● **Extracted records**

# # # # #

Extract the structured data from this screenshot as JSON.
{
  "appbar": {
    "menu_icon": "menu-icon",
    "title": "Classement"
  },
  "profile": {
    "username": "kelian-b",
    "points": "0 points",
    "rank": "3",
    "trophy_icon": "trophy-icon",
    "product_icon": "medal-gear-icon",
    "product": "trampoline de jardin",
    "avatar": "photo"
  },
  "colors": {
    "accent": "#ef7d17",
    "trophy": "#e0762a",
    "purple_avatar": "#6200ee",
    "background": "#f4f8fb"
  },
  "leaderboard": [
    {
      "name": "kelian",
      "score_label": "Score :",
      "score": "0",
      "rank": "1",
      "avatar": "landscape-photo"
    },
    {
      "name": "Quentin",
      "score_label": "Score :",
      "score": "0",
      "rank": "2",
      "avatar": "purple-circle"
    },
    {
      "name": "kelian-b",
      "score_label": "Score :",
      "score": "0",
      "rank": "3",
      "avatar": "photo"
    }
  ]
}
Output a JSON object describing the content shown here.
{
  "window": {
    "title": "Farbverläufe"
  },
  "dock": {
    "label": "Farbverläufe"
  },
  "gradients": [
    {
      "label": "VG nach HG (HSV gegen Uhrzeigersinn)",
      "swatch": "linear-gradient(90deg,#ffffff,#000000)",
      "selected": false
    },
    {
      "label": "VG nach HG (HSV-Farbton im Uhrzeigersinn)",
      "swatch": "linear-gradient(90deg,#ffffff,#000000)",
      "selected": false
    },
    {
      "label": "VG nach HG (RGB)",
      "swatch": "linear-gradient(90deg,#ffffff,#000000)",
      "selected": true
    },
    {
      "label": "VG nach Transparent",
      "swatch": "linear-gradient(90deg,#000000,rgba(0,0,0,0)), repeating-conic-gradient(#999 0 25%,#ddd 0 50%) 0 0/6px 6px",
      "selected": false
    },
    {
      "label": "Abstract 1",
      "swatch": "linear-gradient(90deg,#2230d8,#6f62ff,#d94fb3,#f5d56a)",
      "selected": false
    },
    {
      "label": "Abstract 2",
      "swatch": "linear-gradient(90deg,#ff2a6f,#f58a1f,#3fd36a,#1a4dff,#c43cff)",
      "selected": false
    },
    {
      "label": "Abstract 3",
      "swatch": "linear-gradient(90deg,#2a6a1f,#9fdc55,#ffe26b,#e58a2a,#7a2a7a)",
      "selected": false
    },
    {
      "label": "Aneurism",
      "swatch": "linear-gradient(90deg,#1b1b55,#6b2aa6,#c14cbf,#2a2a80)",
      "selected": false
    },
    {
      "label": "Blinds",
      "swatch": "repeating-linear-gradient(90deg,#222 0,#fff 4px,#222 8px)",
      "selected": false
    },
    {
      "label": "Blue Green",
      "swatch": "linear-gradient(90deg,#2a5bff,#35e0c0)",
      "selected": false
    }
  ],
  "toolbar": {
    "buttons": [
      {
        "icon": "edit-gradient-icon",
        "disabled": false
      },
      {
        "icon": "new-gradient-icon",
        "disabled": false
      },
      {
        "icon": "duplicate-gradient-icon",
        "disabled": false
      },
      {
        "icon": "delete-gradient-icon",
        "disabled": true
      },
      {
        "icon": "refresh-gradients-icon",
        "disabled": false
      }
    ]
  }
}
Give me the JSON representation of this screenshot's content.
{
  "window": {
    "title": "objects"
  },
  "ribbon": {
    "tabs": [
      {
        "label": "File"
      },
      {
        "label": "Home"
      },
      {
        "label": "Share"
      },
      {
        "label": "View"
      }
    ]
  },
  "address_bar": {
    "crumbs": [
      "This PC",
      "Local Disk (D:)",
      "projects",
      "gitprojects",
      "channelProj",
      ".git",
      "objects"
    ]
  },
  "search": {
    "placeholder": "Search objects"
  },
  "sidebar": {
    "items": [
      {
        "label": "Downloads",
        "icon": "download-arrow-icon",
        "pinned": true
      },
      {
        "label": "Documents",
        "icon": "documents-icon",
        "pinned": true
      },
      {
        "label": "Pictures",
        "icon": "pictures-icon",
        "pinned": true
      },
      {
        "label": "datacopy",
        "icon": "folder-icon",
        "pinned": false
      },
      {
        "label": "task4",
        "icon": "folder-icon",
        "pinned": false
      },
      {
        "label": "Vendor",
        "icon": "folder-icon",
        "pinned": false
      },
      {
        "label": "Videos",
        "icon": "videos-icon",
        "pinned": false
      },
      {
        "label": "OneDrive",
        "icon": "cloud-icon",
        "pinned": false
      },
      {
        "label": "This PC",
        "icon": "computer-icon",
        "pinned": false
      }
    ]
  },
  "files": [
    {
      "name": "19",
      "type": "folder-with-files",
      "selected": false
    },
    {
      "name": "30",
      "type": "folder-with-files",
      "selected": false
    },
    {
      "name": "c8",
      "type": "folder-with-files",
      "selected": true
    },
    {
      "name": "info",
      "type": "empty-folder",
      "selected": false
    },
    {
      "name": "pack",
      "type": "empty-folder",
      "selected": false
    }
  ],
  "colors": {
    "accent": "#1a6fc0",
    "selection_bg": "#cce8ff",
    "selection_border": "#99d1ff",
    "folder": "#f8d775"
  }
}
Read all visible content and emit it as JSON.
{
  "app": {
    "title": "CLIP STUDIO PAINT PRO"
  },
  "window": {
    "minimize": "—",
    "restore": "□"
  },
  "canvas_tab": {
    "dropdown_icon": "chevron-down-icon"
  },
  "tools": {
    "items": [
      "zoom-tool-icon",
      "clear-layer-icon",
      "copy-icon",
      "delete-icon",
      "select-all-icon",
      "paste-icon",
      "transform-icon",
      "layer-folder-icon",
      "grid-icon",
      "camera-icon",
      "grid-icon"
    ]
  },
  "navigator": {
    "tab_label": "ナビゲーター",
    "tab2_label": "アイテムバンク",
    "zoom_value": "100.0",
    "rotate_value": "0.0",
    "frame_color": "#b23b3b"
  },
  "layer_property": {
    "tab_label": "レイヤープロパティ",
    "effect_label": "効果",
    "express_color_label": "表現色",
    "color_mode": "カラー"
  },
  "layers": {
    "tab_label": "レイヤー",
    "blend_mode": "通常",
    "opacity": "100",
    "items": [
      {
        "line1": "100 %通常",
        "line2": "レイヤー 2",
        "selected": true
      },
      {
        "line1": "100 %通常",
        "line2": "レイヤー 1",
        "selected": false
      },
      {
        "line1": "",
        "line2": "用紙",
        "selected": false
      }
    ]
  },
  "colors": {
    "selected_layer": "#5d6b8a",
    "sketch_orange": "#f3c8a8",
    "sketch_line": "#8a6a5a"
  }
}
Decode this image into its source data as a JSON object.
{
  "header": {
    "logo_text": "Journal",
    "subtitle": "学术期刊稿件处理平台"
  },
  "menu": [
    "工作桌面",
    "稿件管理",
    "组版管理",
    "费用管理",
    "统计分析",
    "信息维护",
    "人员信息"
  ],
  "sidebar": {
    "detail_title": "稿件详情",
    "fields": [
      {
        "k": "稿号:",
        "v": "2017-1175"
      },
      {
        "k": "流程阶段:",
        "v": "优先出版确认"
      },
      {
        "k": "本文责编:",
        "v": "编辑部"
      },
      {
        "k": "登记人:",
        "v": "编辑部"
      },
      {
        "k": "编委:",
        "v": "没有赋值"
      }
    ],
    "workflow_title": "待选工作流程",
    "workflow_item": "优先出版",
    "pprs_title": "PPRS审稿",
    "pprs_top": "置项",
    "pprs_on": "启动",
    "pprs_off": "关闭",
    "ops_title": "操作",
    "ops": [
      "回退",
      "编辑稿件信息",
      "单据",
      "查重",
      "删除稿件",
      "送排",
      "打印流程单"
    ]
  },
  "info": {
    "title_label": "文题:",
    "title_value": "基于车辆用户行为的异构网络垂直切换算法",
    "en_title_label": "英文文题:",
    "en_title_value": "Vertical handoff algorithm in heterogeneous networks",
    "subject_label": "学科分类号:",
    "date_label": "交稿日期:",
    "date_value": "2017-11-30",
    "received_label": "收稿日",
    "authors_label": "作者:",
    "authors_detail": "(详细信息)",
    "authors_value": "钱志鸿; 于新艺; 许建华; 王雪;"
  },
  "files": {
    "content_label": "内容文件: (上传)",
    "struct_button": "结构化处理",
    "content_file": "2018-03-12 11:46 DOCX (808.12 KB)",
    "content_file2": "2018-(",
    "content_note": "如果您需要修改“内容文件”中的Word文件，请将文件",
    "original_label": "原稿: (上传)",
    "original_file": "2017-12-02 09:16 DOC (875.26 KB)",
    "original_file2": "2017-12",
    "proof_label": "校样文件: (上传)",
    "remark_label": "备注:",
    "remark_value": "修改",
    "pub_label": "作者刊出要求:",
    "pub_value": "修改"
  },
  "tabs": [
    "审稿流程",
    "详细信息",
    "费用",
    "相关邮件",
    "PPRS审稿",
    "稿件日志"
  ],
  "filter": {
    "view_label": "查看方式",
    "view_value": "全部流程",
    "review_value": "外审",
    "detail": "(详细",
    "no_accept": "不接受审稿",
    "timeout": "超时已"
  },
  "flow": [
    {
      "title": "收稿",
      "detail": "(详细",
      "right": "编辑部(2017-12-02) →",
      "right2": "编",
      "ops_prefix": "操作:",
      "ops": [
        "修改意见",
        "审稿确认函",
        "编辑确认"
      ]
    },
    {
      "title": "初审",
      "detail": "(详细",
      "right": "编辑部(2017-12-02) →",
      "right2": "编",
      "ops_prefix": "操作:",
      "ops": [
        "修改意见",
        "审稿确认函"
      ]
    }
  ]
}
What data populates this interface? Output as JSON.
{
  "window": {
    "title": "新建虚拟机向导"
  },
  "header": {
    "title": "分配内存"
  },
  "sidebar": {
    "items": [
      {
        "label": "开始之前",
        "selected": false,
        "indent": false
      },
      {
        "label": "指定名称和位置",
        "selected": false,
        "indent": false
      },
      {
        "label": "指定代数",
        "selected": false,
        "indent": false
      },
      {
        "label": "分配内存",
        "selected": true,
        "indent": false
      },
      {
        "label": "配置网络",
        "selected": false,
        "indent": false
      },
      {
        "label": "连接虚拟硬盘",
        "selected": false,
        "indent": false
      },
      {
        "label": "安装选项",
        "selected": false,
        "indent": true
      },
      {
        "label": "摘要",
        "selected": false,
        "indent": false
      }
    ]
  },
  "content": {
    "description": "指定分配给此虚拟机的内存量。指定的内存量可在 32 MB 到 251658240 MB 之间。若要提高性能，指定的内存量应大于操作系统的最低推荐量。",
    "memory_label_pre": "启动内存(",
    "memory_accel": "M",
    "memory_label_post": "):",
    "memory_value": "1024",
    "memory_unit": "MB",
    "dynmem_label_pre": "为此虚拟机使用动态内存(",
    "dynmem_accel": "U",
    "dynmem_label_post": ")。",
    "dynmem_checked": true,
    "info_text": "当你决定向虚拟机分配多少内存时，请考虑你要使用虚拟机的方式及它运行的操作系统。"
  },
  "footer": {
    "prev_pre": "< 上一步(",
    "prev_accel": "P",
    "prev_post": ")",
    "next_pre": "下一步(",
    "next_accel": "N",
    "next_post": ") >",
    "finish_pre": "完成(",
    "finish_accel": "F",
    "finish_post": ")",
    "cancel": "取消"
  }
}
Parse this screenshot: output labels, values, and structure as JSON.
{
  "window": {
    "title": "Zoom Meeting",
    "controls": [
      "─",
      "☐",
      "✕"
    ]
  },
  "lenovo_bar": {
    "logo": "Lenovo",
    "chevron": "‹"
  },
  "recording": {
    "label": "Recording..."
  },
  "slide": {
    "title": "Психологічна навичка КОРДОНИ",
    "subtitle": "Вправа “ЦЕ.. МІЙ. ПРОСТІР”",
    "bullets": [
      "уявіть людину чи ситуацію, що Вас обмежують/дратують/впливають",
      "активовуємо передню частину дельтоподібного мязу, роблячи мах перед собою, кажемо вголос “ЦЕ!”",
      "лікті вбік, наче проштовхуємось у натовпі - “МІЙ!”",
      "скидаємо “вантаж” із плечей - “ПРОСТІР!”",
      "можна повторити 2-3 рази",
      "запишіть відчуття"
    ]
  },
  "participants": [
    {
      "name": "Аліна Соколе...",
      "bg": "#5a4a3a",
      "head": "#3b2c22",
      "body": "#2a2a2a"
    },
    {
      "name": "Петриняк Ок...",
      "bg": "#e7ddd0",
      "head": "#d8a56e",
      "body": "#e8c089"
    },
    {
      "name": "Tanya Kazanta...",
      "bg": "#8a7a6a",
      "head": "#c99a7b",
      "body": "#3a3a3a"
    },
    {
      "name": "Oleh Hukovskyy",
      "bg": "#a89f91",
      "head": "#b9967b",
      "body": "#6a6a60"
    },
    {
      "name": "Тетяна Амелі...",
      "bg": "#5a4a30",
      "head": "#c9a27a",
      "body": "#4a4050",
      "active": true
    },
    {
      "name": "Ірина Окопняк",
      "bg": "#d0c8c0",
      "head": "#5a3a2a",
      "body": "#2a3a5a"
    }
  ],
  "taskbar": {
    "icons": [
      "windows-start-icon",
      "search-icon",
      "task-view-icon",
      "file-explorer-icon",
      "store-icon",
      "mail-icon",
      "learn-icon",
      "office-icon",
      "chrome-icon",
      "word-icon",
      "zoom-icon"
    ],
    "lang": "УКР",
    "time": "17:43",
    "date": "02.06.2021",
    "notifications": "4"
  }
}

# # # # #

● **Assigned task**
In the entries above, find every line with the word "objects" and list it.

● **Result for this task**
    "title": "objects"
      "objects"
    "placeholder": "Search objects"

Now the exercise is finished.